*Task brief*.
Among the entries below, find the lines that contain the string "Guides". State only how many there are.

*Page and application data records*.
-- Opening Marker --

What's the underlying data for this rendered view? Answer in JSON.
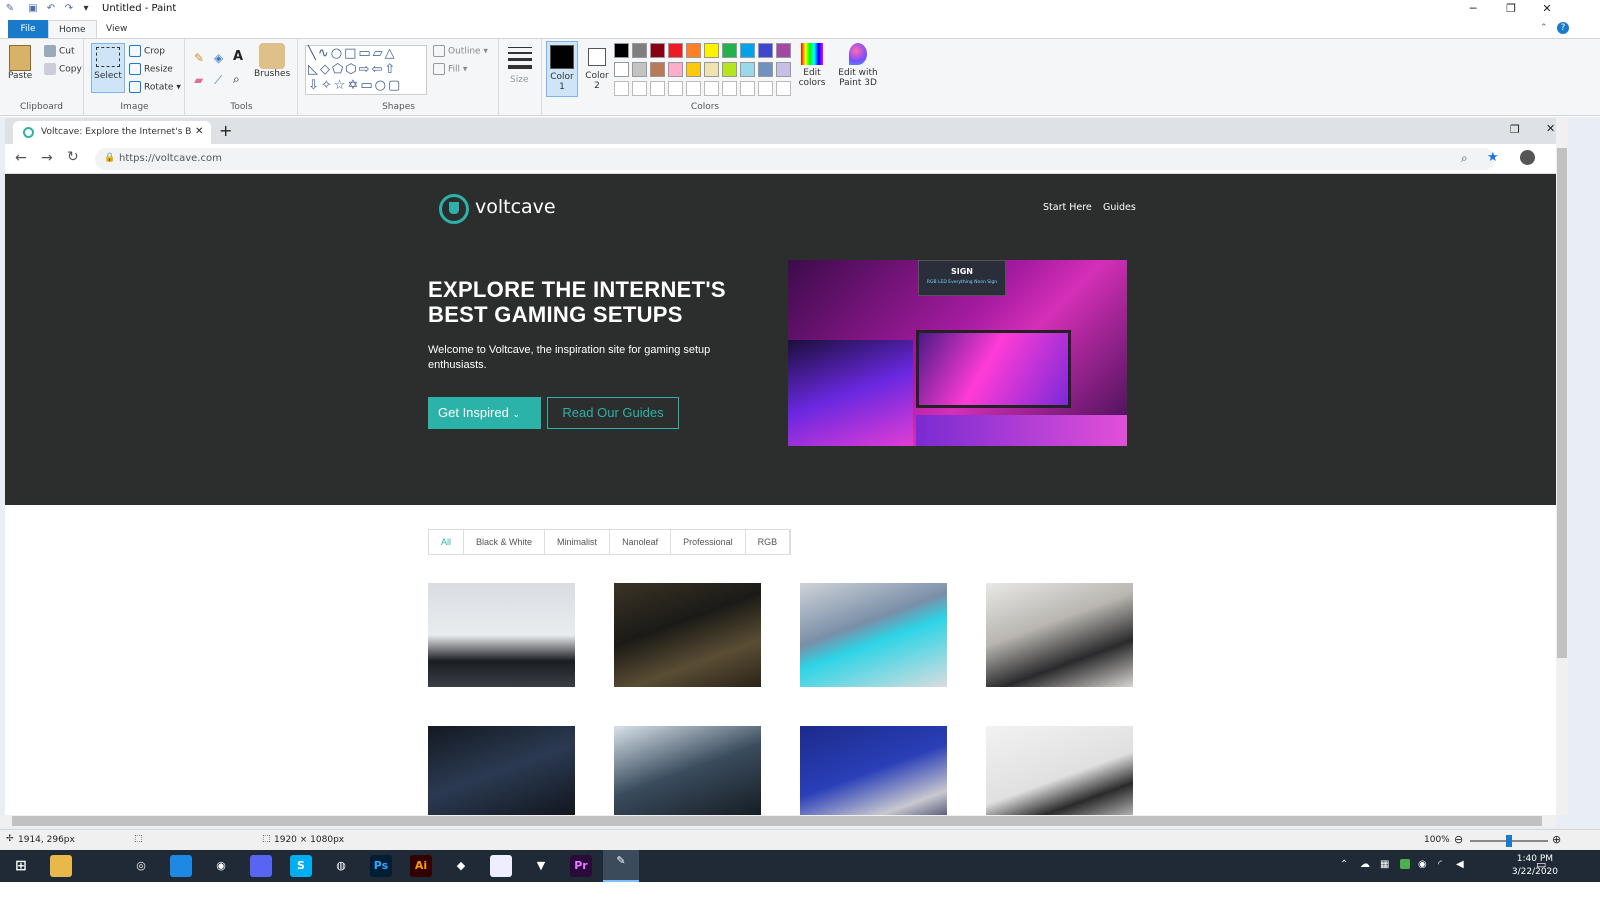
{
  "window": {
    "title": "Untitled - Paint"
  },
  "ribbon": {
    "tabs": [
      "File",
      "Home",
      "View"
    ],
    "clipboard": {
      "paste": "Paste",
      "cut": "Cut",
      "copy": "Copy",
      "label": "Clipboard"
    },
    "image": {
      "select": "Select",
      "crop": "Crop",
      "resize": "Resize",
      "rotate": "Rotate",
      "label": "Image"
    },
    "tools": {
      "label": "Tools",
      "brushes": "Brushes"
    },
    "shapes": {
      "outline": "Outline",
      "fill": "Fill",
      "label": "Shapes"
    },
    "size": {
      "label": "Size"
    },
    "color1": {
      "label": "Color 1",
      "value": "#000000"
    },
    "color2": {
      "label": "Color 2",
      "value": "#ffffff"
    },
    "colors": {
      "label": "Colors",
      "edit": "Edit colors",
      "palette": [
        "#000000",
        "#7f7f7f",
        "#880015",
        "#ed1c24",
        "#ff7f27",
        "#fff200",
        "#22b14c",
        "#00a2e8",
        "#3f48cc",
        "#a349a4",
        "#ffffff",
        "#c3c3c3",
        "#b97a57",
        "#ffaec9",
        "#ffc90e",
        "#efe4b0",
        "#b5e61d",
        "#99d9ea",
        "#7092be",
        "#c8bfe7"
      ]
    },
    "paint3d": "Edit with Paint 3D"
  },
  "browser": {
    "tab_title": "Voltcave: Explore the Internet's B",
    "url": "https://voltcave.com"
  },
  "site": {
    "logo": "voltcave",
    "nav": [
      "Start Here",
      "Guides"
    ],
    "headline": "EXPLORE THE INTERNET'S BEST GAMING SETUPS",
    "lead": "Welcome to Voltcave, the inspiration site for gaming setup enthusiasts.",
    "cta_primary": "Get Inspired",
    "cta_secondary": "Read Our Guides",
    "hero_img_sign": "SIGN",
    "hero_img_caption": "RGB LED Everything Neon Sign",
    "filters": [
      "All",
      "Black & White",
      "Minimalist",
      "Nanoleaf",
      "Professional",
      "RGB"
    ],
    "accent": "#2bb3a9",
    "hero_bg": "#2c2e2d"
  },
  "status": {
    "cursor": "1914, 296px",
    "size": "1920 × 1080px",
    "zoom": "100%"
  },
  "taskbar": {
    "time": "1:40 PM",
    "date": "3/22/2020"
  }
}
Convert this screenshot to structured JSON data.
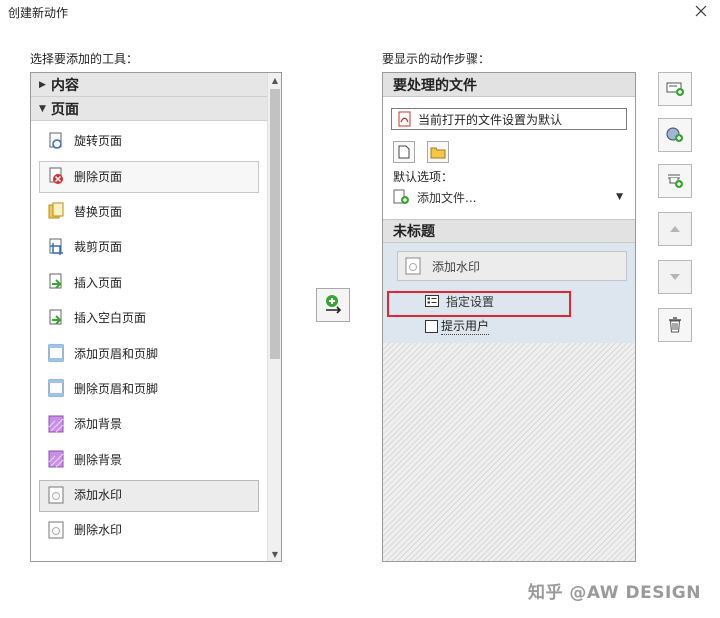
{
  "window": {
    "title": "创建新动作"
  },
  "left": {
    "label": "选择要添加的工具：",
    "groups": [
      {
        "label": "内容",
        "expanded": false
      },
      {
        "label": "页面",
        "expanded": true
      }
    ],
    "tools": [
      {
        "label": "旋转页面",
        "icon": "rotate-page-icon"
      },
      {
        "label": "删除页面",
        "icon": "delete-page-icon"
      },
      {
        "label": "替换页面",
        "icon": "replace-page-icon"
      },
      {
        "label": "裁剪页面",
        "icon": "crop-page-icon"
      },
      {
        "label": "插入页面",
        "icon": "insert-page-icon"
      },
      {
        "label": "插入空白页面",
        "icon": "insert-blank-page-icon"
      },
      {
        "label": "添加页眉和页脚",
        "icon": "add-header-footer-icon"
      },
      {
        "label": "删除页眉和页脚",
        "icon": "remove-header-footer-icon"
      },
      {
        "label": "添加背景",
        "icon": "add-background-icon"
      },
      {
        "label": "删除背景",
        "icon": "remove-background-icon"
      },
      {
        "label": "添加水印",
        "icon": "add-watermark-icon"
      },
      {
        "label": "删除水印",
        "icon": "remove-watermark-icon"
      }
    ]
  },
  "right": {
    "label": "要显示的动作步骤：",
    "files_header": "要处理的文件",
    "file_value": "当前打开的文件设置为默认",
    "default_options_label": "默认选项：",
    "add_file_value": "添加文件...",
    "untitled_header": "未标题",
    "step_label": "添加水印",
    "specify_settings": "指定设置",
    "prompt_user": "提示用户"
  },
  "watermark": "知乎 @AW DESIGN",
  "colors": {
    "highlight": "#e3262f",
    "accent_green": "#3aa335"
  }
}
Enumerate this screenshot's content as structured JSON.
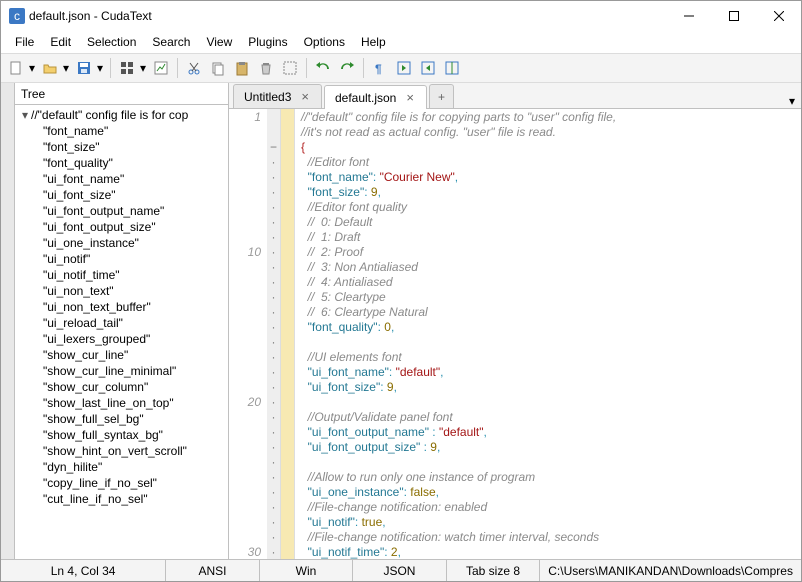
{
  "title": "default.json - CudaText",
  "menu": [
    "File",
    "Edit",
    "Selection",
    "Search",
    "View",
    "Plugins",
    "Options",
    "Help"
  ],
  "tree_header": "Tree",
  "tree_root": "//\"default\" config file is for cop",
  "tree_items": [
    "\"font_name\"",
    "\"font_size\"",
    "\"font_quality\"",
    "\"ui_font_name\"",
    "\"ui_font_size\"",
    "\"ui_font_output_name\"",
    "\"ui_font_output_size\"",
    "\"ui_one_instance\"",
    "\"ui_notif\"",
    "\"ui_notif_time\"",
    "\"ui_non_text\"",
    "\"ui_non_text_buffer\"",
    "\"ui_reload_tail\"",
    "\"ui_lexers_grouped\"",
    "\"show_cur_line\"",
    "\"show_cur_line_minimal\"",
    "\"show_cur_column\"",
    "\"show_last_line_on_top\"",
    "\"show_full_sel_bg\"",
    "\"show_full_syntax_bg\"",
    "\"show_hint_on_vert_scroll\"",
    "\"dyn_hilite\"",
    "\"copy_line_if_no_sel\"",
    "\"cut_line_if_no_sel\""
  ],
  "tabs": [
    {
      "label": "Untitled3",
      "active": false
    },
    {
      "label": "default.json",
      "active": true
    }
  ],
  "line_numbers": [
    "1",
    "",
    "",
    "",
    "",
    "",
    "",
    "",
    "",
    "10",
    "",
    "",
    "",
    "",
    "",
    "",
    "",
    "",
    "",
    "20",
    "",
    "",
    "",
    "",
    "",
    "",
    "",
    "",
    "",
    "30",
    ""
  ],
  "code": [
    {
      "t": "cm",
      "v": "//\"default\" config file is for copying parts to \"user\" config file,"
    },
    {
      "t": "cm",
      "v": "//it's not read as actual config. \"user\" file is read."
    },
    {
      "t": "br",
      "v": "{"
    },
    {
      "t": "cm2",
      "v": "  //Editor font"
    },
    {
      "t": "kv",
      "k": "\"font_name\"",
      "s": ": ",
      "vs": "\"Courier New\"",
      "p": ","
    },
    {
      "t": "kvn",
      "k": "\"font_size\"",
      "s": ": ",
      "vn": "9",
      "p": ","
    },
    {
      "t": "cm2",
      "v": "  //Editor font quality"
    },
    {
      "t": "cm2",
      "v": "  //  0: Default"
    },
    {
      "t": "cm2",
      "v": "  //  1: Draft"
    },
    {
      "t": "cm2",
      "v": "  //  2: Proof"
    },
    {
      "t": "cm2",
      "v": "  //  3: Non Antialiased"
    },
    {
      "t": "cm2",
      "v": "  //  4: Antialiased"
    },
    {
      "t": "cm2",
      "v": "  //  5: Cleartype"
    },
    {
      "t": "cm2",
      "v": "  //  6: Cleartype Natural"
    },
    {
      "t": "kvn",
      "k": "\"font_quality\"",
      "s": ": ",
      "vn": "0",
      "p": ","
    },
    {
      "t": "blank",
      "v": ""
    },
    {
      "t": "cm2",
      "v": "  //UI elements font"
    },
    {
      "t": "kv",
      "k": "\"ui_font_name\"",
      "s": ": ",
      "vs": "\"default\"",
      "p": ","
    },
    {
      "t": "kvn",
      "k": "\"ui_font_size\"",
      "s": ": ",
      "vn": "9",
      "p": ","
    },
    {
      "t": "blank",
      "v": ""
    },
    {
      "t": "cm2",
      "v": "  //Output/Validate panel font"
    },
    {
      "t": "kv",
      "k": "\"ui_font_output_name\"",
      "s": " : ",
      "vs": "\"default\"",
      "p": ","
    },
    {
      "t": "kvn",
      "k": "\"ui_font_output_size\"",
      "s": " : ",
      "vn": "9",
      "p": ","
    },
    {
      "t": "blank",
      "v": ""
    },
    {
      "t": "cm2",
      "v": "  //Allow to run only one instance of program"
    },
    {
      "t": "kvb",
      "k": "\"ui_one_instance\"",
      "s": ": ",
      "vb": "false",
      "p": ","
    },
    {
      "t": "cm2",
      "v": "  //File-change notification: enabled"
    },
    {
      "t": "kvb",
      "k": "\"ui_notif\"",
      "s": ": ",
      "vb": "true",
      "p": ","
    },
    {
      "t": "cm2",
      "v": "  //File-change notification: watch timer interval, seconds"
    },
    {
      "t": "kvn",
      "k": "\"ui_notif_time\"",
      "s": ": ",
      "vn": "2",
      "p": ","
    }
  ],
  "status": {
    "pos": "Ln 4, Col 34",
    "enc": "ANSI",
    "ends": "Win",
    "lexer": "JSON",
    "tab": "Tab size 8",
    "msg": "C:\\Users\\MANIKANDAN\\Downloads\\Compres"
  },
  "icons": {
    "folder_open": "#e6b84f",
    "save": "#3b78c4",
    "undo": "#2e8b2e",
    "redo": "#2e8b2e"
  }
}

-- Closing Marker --

*Task answer*.
2